I’m breathing again. I don’t flinch when I see a news update pop up on my phone (at least not as often–there is still dire news, but our current president’s reaction to it is more appropriate, without insults or hate-tweets or disinformation). And now, because people I love are getting vaccinated, I can see them, hug them, look at their whole faces and expressions. But this country is profoundly divided. I don’t know if it’s more divided than ever; it’s always been divided. It feels deeper to me. There is no meeting in the middle with people who believe something global and devastating is a hoax, or that helping their neighbors takes something away from them, or that trump’s version of a “great” America denies Americans whose ancestors built this country.
I don’t have answers, but I have some hope.
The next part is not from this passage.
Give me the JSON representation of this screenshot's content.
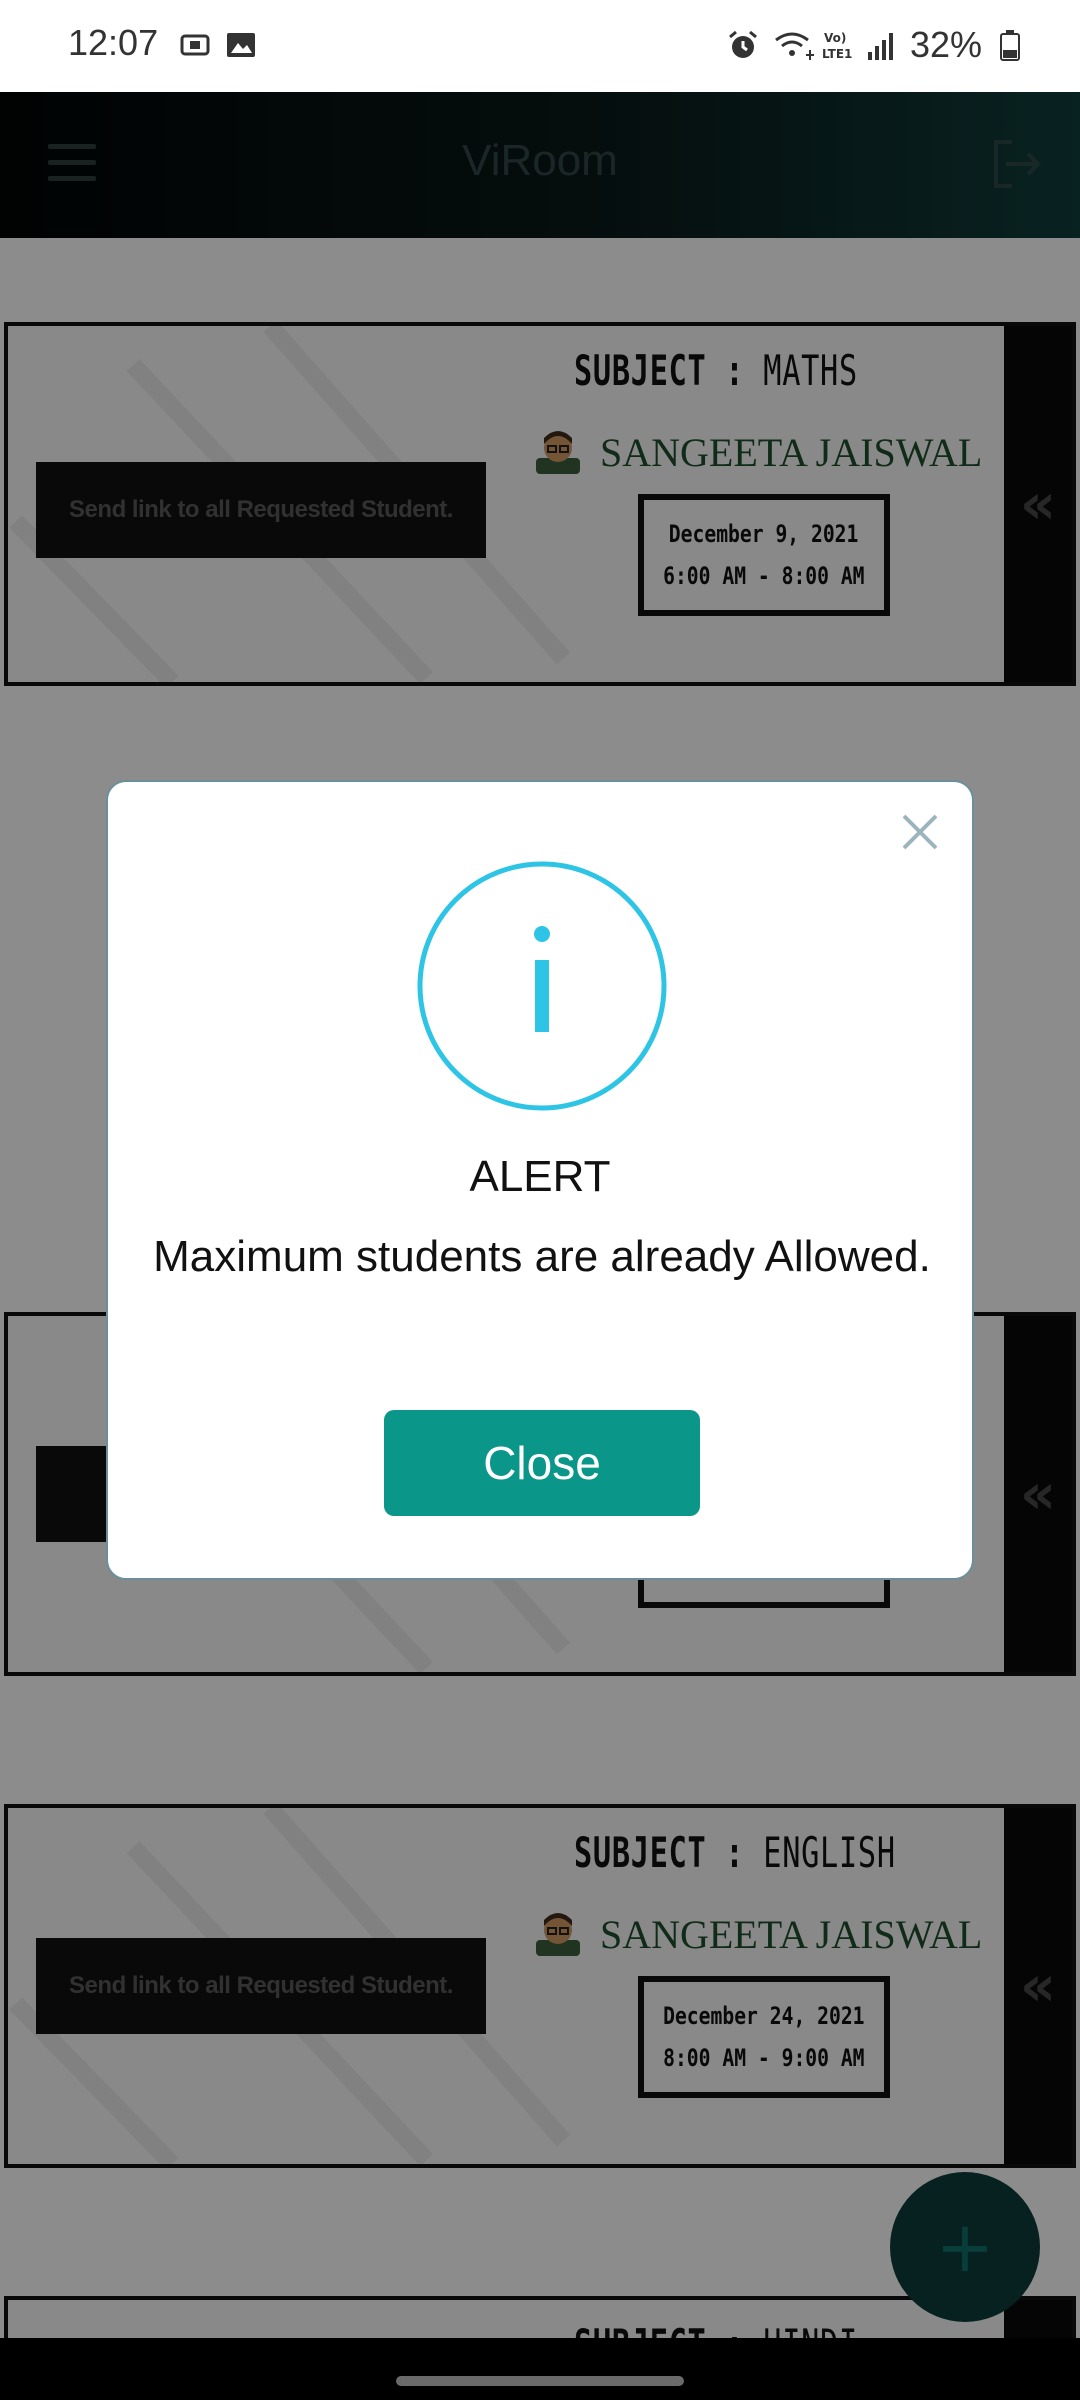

I wish I’d have written here about how I was feeling a year ago when the virus began to unfold. How I felt when a knee on a neck made people take to the streets and demand the human rights they should already be afforded. How I worried about family and friends getting sick. How I felt when a friend suffered an unimaginable loss. How navigating grocery shopping turned into a political landmine. Staying quiet has been my protective blanket to avoid the uncomfortable. Staying home got comfortable. It will take me a while to feel safe outside of the cocoon.
I’ve missed my daughter and haven’t seen her in a year and a half, but she is well and safe. And, we will see her and her partner this summer. Our son, his partner, and another friend just came and stayed with us for two days. All grown young adults in their early 20s, they were happy to be parented a bit while recovering from their vaccines. We cooked for them, and it connected me to the memory of my mother doing the same. When I was in my early 20s and came to the cottage with my boyfriend, often bringing other friends, my mom was ebullient, cooking for us, starting spontaneous dance parties, organizing late night skinny dips, howling at the moon, staying up late into the night with us, wanting to know everything about our lives in the city. This part of parenting is delicious. Like when you have little kids and they fall asleep wrapped around you and you’re sweating and need to go to work or do dishes but it’s so painfully delicious that you’re not about to disturb them and so you stay, sweating, maybe with an arm or leg cramping beneath their weight, not doing what needs doing but wrapped in the biggest, yummiest love. It feels like that. Different, but just as delicious.
I’ve been busy, though. I am grateful to have a job that has kept me busy doing something I love and working with people I respect and admire, and for a company that I know values me. Even so, I’ve given a lot over the past year and haven’t allowed myself balance. I promised myself this year I’d take my PTO and I may need reminders to do that, but I’m committed.
My cameras need some love, too. I still have a shoebox of film, although I’m down to the oldest, most expired, and weirdest rolls at this point. I shot a few rolls over the last two months but am in no rush to get them developed. I’m not bored with my usual subjects, but I’m eager for some new scenery, a new town or woods, a new photographic find. I’m painting, and trying my hand at sketching. It feels good to create. It has always felt good to create.
Anyway. I am feeling some hope in what feels like an in-between time of still not-quite-right, but starting to get a little better. Spring brings growth and that is a physical manifestation of hope, at least for me. I don’t want to go back to what was our normal, because I don’t think it was particularly sustainable. I want to go forward to something else, something with a whole lot of love. I don’t want to use any energy toward anything else.